"We don't get that we're the state school," said Barry DesRoches, a longtime Maryland booster and donor. "That doesn't seem to exist to the degree that it exists at an Ohio State or Penn State or Wisconsin and other Big Ten schools. I hope we can embrace the concept of what a state school is in the Big Ten."

With the aid of Cole's planned new center for budding entrepreneurs, Plank said the school has an opportunity to market itself to athletes and other students as "the entrepreneurship university."


University President Wallace D. Loh said Plank told him the school could distinguish itself.

"He told me, 'Look, I'm not just interested in an indoor facility, although we absolutely need this to be highly competitive in the Big Ten,'" Loh said. "He said that every Big Ten institution has an indoor facility, so nobody is going to pay attention if we have an indoor facility. What makes us special — unique in the nation — is that we're combining this facility together with the academic mission of the university. I want all 38,000 students to be exposed to innovation and entrepreneurship."

Loh also said Plank "was the first person to say, 'I want to keep the Cole name.' This is called branding."

Alumni have a fond association with 59-year-old Cole, which was the home of Maryland's men's and women's basketball teams and the site of the 1966 NCAA game in which Texas Western became the first team to win the championship with a starting lineup of all African-American players.

Plank said he regards Maryland as "family," which means supporting it in difficult decisions such as leaving the Atlantic Coast Conference after 61 years. Maryland will make about $98 million more during its first six years in the Big Ten than if it had remained in the ACC, according to internal emails obtained last year under a public records request.

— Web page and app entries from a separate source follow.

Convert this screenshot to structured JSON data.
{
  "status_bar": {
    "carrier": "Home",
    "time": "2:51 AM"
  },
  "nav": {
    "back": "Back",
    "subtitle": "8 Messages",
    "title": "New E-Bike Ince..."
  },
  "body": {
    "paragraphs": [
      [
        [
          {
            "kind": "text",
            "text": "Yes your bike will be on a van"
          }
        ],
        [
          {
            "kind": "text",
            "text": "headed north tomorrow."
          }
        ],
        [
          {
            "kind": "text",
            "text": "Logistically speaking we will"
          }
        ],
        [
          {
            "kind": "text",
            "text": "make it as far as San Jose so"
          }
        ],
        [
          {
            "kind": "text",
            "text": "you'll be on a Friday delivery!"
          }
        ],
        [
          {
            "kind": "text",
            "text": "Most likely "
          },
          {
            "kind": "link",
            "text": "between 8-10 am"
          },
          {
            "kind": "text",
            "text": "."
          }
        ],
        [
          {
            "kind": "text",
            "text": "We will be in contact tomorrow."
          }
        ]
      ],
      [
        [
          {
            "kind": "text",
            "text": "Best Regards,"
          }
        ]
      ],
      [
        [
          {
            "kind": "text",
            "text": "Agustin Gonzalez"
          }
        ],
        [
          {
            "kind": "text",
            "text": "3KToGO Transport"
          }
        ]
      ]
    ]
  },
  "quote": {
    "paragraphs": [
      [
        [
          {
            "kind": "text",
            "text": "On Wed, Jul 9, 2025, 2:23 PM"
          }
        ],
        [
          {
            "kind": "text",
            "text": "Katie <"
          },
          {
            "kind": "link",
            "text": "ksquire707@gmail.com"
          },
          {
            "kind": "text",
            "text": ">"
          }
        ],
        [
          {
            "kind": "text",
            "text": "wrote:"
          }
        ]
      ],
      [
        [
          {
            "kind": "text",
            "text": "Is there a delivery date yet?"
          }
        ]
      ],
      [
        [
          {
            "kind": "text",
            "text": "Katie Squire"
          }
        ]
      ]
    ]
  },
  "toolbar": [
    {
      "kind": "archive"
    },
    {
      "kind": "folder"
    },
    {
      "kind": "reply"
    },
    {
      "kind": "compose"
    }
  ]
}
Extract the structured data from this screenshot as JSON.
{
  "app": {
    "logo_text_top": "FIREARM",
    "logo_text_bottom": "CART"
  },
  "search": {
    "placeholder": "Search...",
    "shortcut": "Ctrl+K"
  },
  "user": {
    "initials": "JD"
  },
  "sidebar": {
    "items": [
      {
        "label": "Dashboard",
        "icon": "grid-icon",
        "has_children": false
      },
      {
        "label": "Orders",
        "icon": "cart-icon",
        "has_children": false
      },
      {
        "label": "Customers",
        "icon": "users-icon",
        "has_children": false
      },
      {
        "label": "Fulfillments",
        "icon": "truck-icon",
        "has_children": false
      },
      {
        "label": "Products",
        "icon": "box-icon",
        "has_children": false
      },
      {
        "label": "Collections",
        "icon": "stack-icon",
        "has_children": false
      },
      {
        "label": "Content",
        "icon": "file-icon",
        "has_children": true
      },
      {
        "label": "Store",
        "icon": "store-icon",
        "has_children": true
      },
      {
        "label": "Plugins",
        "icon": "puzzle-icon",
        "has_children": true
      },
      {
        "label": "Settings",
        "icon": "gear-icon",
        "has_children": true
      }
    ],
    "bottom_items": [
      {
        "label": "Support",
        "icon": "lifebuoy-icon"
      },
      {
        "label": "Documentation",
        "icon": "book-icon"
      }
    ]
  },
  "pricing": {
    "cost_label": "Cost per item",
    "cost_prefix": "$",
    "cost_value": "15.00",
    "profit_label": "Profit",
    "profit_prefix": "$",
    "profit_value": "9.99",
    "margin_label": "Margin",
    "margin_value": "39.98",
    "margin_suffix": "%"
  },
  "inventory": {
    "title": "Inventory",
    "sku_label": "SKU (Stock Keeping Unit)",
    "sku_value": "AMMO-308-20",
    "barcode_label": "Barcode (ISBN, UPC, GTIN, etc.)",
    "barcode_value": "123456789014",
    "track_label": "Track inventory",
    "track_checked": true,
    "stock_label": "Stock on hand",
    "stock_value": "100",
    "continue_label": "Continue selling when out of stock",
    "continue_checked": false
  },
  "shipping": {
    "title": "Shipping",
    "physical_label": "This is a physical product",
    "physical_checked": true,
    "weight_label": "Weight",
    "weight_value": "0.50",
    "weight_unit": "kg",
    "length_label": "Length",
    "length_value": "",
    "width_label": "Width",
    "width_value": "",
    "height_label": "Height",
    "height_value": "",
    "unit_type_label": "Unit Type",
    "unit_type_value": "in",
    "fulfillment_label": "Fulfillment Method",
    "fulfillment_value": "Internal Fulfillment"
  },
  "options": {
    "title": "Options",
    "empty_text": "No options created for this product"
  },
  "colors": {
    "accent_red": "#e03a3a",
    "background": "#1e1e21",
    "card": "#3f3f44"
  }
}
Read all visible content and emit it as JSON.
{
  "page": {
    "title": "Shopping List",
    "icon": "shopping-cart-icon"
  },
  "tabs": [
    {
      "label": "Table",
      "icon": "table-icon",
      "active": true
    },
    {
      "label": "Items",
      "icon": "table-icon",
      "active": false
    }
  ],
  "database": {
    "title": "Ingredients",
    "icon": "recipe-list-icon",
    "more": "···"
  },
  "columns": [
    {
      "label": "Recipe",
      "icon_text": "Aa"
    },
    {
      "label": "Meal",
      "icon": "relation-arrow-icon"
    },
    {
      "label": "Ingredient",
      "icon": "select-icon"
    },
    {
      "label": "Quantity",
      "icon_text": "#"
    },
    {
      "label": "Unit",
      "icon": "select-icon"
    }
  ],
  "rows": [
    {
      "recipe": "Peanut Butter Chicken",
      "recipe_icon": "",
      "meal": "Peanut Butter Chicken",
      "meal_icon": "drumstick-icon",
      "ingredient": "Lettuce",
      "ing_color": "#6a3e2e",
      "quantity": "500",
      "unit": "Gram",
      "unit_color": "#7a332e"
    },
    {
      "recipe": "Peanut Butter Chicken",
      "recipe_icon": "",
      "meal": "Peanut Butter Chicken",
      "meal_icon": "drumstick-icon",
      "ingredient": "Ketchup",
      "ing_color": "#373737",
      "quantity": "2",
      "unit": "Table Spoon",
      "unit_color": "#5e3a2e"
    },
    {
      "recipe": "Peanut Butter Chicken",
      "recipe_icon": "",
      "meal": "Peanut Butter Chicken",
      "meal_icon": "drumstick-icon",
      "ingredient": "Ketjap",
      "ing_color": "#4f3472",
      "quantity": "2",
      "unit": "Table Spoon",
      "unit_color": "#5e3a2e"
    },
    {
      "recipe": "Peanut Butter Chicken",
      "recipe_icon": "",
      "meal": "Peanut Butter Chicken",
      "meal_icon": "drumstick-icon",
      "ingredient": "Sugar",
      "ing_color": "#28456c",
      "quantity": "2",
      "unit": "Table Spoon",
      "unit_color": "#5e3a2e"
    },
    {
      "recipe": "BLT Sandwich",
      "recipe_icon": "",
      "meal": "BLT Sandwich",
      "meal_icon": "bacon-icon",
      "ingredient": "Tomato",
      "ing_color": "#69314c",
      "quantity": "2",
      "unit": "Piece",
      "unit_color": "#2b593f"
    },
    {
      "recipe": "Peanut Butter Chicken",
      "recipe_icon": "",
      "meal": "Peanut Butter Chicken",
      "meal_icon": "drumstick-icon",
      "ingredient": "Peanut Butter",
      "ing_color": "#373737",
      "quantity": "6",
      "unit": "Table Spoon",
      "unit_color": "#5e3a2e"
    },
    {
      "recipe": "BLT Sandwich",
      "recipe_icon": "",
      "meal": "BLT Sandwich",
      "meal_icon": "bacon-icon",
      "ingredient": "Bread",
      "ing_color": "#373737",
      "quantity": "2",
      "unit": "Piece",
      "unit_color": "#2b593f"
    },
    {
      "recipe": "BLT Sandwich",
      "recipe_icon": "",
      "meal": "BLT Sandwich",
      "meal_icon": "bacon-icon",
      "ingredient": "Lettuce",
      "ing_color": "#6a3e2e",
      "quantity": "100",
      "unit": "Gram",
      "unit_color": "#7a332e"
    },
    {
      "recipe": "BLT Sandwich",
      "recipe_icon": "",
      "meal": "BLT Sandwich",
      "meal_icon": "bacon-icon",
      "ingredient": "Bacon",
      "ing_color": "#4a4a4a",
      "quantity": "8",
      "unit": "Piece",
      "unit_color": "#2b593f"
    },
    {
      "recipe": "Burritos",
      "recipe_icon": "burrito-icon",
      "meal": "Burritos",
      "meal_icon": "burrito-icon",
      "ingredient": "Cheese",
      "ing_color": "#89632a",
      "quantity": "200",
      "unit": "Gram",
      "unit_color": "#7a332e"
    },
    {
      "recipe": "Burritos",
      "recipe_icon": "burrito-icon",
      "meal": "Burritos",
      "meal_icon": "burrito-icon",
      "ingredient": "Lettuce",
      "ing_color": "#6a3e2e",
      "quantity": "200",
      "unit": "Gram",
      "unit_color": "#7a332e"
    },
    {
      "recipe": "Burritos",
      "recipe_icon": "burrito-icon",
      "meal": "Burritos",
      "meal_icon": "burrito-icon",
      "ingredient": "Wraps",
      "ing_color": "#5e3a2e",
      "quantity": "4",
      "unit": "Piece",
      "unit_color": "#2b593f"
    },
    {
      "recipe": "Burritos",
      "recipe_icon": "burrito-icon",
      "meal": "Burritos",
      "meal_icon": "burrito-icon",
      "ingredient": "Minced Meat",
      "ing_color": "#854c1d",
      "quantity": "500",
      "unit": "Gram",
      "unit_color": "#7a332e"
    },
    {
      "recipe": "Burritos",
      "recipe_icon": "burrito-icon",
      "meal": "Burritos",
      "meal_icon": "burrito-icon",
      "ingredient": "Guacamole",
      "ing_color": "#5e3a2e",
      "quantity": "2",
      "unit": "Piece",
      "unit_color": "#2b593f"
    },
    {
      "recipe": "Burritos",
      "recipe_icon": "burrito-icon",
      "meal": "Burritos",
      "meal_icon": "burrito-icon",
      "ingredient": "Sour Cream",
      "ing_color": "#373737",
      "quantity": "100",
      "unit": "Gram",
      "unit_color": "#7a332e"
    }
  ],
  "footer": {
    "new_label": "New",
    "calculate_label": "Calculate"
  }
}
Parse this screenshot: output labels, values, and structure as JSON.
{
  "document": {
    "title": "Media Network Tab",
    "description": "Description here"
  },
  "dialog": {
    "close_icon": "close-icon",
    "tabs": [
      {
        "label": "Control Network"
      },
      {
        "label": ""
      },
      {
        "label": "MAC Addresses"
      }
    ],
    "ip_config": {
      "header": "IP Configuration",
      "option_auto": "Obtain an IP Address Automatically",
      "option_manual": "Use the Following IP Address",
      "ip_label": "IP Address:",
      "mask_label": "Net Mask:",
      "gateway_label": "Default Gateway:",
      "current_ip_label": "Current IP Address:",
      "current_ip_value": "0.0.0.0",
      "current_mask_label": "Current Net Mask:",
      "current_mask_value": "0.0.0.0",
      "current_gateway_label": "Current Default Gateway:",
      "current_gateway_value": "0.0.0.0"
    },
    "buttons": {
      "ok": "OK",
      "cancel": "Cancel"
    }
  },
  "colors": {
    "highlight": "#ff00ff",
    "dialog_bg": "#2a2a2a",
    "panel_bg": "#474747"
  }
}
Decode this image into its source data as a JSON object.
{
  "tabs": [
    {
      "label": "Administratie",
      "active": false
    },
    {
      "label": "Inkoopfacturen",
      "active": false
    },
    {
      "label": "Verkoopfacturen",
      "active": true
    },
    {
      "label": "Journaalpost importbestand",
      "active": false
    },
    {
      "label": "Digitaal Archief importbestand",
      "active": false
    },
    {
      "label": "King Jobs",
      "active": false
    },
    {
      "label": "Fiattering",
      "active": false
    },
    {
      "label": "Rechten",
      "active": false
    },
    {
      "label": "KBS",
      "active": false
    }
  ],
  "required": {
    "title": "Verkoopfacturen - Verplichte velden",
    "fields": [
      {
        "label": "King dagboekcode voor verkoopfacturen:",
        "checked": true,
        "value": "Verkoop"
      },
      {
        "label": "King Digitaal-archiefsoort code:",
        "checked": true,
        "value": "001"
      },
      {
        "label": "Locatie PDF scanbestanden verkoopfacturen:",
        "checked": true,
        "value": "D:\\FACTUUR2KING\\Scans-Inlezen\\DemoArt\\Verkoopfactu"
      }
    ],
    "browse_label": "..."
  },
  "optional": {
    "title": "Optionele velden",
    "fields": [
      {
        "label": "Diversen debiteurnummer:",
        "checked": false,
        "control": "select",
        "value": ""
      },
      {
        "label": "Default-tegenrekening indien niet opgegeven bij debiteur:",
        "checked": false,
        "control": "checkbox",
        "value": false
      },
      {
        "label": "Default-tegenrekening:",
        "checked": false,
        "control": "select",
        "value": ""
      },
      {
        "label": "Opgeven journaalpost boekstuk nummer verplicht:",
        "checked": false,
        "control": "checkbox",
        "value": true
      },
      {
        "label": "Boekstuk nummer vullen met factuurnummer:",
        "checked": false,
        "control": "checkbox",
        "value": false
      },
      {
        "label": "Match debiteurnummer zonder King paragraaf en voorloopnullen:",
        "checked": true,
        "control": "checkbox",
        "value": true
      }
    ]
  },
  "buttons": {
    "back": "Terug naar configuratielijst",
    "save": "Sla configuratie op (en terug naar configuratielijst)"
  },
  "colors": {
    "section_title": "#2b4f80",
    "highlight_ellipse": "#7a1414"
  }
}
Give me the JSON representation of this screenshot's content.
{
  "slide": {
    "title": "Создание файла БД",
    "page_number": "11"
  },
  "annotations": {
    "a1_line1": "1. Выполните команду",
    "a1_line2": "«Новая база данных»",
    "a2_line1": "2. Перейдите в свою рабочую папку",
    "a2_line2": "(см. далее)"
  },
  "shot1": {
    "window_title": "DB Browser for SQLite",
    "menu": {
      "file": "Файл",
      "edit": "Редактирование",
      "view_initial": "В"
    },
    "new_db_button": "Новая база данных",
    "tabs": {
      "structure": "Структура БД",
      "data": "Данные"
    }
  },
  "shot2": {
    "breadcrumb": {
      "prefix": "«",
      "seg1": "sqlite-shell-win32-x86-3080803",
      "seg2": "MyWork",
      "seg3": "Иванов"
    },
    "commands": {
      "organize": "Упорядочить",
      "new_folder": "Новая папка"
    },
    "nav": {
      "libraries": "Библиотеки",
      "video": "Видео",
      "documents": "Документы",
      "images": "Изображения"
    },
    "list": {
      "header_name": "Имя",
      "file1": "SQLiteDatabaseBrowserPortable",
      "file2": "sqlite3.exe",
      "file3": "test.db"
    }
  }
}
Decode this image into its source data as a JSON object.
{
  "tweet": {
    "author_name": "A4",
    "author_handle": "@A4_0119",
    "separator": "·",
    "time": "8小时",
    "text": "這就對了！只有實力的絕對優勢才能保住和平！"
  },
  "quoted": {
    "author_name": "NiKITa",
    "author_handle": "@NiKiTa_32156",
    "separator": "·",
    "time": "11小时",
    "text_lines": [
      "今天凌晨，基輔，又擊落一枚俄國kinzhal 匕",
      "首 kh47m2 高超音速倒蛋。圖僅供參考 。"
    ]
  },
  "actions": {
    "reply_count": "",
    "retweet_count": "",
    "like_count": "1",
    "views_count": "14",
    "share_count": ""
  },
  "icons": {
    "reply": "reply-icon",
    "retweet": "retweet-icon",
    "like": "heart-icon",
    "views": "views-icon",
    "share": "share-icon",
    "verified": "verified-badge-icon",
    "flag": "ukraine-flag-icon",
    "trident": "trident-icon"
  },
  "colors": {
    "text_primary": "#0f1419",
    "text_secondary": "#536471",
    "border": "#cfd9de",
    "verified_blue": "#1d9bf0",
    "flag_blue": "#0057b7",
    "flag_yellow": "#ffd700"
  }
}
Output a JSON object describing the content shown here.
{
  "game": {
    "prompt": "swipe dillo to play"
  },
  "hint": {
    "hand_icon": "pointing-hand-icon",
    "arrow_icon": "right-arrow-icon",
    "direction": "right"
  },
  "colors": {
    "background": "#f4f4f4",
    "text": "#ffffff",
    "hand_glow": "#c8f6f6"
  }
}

"Nobody likes change, especially not change for change sake. But I think there were probably other mitigating factors, including economics, that played a large role in this," Plank said. "You can't ignore that and, frankly, Maryland is a school that needs other economic sources, because boosters and fundraising has not been our strength."